This example illustrates our ability to lead positive social change through innovation – even when things seem hopelessly dark.
The Unintended Consequences Of Technological Progress: The Case Of Sonar And Ultrasound
Even if an invention was created with the best of intentions, it can sometimes be used for nefarious purposes.
Such is the case with sonar technology, which was developed as a way to prevent tragedy like the Titanic sinking in 1912.
Reginald Fessenden wanted this technology to save future ships from hitting underwater obstacles or icebergs so no one else would have to experience such a disaster.
His innovation of sonar was able to locate such obstacles via echolocation, creating an echo when a sonic pulse bounced off any object nearby.
This groundbreaking technique has since been adapted for many applications- from mapping sea depths, locating the sunken Titanic itself, and even ultrasound technology used in pregnancy scans.
Sadly, this same technology has also enabled sex-selective abortions in countries like China where there is a strong preference for baby boys over girls.
This serves as an important reminder that even if an invention is driven by good intentions and altruism there are people who will use it maliciously and exploit its power for their own benefit.
The Uniqueness Of Ada Lovelace: The Interplay Of Math And Poetry In A Singular Innovator
It is often said that some of the most innovative and extraordinary inventions occur due to the richly diverse background and skills of an inventor.
Ada Lovelace, daughter of Lord Byron, is a testament to this idea.
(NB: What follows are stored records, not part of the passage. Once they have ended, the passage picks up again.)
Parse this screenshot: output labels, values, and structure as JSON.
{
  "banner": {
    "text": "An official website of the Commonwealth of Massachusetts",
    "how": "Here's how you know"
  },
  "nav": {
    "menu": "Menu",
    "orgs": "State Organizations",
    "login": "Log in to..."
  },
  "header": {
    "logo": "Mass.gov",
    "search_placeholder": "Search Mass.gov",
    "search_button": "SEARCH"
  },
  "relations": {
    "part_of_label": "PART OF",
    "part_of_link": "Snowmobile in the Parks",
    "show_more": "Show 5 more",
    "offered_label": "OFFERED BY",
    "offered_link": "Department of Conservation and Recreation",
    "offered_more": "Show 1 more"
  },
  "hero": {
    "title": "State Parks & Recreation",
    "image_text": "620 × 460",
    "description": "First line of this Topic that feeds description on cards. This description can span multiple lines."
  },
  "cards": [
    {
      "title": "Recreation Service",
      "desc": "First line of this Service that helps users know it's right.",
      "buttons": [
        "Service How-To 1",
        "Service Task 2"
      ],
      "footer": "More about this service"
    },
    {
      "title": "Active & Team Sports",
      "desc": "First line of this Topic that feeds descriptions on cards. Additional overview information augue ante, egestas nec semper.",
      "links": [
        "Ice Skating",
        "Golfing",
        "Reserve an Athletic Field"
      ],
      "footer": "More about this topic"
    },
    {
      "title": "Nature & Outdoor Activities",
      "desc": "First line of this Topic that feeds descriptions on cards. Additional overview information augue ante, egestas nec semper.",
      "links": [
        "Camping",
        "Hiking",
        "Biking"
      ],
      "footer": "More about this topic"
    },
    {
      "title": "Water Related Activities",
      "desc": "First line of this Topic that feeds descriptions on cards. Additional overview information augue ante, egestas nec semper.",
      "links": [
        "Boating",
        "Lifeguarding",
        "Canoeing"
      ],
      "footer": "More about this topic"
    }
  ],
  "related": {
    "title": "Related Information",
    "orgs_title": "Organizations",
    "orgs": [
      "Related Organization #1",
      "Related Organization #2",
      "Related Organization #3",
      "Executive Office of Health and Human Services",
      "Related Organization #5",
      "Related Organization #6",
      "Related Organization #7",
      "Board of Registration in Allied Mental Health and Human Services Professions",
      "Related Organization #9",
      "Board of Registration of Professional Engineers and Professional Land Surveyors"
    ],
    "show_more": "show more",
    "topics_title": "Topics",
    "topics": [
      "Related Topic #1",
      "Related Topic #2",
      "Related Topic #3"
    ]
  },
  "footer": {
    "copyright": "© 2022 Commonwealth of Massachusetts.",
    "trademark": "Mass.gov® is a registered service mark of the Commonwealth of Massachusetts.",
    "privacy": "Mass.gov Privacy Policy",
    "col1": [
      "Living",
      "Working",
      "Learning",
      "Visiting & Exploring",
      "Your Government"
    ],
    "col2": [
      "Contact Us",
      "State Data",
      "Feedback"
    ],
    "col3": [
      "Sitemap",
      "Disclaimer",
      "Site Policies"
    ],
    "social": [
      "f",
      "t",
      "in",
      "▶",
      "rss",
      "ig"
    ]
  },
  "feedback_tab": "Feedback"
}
Born with a unique combination of talents, Ada was able to channel her creativity, nurture her upbringing, and hone her mathematic ability to become the first person ever to write computer code in the 1800s.
Due to her father’s romantic poetry–his own genius–Ada had a very different approach to problem-solving that allowed her work with Charles Babbage and create a revolutionary computer algorithm in 1842.
Since math seemed like the opposite of poetry because it is so logical and clear, she tapped into her creative side in order to think outside the box.
As it turned out, this blend of skills was exactly what enabled her success.
The invention of the light bulb by Thomas Edison seems inevitable compared to Lovelace’s work; however, even this apparent act of singular genius must be seen within its global context.
Multiple inventors were working on similar ideas at almost exactly the same time–due partly to their technical knowledge but also due to there being an interest worldwide in producing artificial light.
At its timeless core, innovation requires more than just one individual’s unique perspective and skill set; rather it requires collaboration brought together by circumstance and shared interests too.
At the end of “How We Got to Now” by Steven Johnson, readers will see how interconnected our world is and how an innovation in one part of the world can have far-reaching consequences.
It’s not always easy to judge the full impact of something when it’s first invented, but keeping a long view of historical change will make us more aware of the patterns and relationships between innovations.
By being conscious of this, we can better appreciate the amazing progress that has been made throughout time and recognize that we are living in an innovative age due to so many inventions made in the past!